This article will examine the doctrine of noncommercial purpose in the professional context and assess whether conduct undertaken by the professions conforms to the presumptions underlying the per se doctrine. It is the thesis of this article that the per se doctrine should not preclude inquiry into whether a valid noncommercial purpose justifies conduct undertaken in good faith by a profession to regulate its membership or to advance some other public interest. This article concludes that, with respect to professions, the goals of the Sherman Act are better served by inquiry into noncommercial purposes and application of the rule of reason than by rigid adherence to the per se doctrine.
Jonathan C. Dickey,
The Professions and Noncommercial Purposes: Applicability of Per Se Rules Under the Sherman Act,
U. Mich. J. L. Reform

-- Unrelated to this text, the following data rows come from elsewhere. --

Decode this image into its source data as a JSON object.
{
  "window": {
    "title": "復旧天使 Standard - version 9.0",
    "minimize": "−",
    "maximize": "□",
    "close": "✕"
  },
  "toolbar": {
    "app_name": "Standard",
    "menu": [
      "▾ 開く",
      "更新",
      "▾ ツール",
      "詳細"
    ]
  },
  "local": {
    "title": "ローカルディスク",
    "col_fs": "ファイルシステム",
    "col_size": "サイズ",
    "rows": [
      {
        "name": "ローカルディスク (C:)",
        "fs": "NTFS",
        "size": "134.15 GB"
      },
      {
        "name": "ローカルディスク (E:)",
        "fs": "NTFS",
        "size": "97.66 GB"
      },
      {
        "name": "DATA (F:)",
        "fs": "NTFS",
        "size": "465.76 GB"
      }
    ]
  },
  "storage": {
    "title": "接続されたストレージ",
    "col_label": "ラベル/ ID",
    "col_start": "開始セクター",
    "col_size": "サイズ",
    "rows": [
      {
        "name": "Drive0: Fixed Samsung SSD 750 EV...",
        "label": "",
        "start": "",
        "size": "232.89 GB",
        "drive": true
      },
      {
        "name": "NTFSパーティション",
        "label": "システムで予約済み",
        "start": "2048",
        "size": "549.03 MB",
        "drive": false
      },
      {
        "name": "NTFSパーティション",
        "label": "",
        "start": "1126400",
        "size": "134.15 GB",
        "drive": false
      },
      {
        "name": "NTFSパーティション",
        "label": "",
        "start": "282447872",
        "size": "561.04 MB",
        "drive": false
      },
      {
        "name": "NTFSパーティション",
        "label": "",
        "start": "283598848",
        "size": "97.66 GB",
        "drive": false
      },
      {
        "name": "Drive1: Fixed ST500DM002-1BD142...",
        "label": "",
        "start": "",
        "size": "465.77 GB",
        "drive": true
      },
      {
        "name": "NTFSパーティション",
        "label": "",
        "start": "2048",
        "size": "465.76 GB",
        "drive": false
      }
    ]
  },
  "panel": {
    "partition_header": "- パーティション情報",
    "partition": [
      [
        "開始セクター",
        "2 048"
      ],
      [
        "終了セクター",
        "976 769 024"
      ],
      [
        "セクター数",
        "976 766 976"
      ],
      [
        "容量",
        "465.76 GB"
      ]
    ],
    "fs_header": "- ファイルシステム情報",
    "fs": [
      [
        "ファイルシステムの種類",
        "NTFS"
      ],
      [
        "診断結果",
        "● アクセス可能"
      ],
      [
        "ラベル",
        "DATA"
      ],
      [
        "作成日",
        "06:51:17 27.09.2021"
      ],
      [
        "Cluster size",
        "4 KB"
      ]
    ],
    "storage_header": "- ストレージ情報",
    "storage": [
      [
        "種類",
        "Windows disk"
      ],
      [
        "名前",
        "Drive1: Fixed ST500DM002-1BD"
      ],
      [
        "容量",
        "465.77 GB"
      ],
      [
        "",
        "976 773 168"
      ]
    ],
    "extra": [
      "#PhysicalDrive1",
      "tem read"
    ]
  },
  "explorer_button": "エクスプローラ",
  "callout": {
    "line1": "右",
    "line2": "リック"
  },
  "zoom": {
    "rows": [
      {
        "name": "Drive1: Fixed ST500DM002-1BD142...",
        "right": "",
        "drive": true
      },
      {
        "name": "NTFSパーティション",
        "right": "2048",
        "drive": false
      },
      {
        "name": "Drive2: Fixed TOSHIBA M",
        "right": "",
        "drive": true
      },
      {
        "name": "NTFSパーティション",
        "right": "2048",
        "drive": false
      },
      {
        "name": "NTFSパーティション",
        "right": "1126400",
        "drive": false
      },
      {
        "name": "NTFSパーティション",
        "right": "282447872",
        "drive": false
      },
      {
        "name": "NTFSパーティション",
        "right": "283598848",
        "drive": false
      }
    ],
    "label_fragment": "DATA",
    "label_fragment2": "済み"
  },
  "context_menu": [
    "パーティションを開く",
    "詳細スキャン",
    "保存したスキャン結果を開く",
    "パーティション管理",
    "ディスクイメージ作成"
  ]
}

Available at: https://repository.law.umich.edu/mjlr/vol11/iss3/7